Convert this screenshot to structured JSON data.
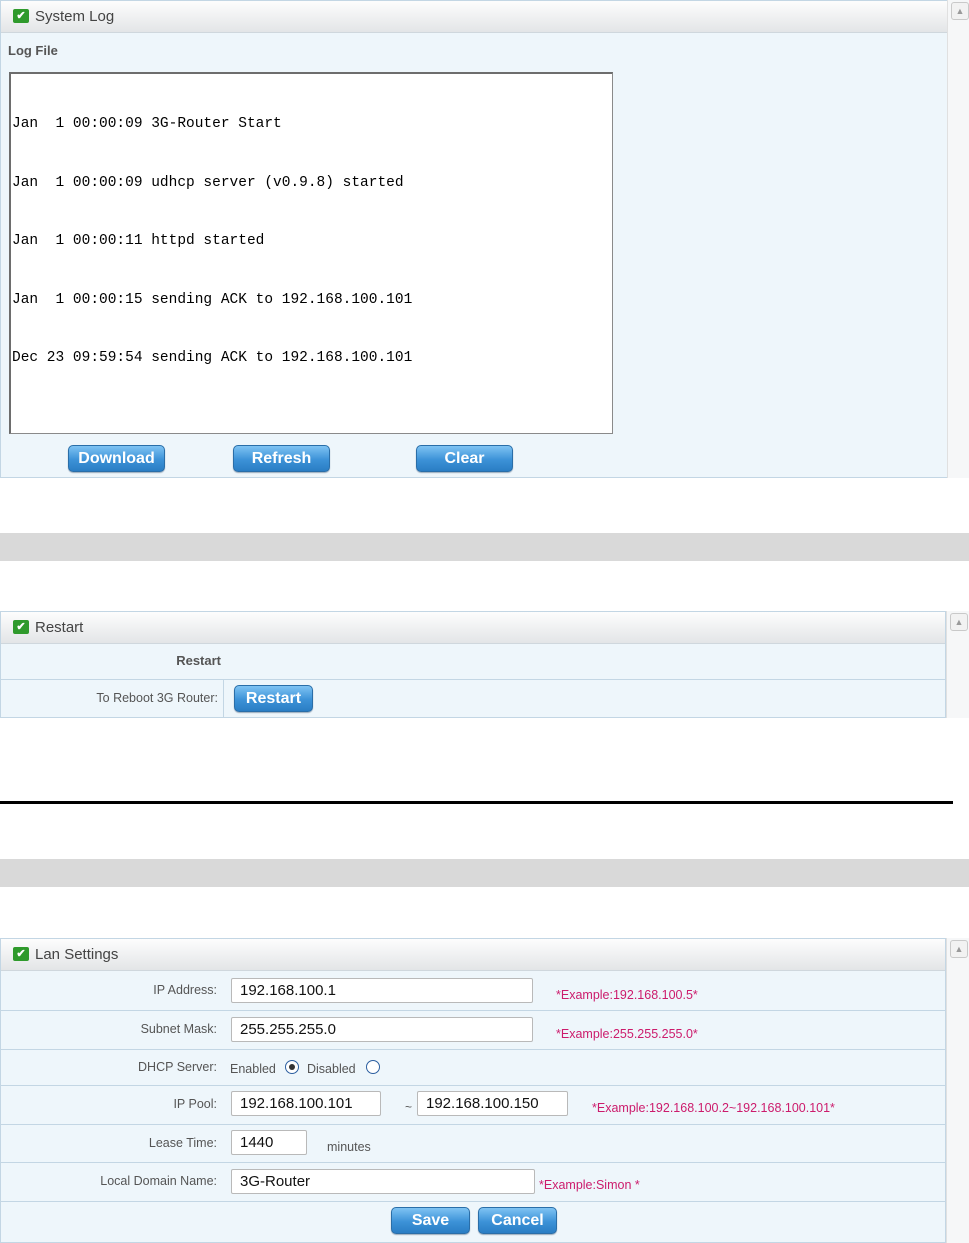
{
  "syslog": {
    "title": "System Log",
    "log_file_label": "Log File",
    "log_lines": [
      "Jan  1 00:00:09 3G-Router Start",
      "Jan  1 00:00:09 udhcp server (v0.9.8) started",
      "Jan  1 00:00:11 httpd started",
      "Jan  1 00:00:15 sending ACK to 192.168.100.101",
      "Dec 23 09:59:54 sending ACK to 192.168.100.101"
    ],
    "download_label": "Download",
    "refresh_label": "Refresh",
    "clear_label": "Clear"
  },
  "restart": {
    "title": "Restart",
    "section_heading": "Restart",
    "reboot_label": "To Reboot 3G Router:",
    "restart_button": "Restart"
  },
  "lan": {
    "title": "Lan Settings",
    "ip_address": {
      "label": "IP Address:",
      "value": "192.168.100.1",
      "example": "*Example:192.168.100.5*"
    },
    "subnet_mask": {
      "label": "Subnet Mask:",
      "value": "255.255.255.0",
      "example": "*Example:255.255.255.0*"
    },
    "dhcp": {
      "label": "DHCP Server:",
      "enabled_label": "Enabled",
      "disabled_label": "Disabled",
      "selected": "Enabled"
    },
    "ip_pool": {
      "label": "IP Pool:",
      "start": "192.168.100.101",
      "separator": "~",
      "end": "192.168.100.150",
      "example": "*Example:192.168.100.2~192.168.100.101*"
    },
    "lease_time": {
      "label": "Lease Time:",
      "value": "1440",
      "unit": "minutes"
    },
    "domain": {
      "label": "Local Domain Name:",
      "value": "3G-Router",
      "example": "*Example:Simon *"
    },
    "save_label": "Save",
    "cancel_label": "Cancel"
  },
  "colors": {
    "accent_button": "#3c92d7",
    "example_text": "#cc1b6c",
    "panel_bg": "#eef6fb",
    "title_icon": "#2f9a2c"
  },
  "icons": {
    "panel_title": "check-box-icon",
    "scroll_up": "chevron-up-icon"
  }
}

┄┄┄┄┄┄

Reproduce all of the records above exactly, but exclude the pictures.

Convert this screenshot to structured JSON data.
{
  "syslog": {
    "title": "System Log",
    "log_file_label": "Log File",
    "log_lines": [
      "Jan  1 00:00:09 3G-Router Start",
      "Jan  1 00:00:09 udhcp server (v0.9.8) started",
      "Jan  1 00:00:11 httpd started",
      "Jan  1 00:00:15 sending ACK to 192.168.100.101",
      "Dec 23 09:59:54 sending ACK to 192.168.100.101"
    ],
    "download_label": "Download",
    "refresh_label": "Refresh",
    "clear_label": "Clear"
  },
  "restart": {
    "title": "Restart",
    "section_heading": "Restart",
    "reboot_label": "To Reboot 3G Router:",
    "restart_button": "Restart"
  },
  "lan": {
    "title": "Lan Settings",
    "ip_address": {
      "label": "IP Address:",
      "value": "192.168.100.1",
      "example": "*Example:192.168.100.5*"
    },
    "subnet_mask": {
      "label": "Subnet Mask:",
      "value": "255.255.255.0",
      "example": "*Example:255.255.255.0*"
    },
    "dhcp": {
      "label": "DHCP Server:",
      "enabled_label": "Enabled",
      "disabled_label": "Disabled",
      "selected": "Enabled"
    },
    "ip_pool": {
      "label": "IP Pool:",
      "start": "192.168.100.101",
      "separator": "~",
      "end": "192.168.100.150",
      "example": "*Example:192.168.100.2~192.168.100.101*"
    },
    "lease_time": {
      "label": "Lease Time:",
      "value": "1440",
      "unit": "minutes"
    },
    "domain": {
      "label": "Local Domain Name:",
      "value": "3G-Router",
      "example": "*Example:Simon *"
    },
    "save_label": "Save",
    "cancel_label": "Cancel"
  },
  "colors": {
    "accent_button": "#3c92d7",
    "example_text": "#cc1b6c",
    "panel_bg": "#eef6fb",
    "title_icon": "#2f9a2c"
  },
  "icons": {
    "panel_title": "check-box-icon",
    "scroll_up": "chevron-up-icon"
  }
}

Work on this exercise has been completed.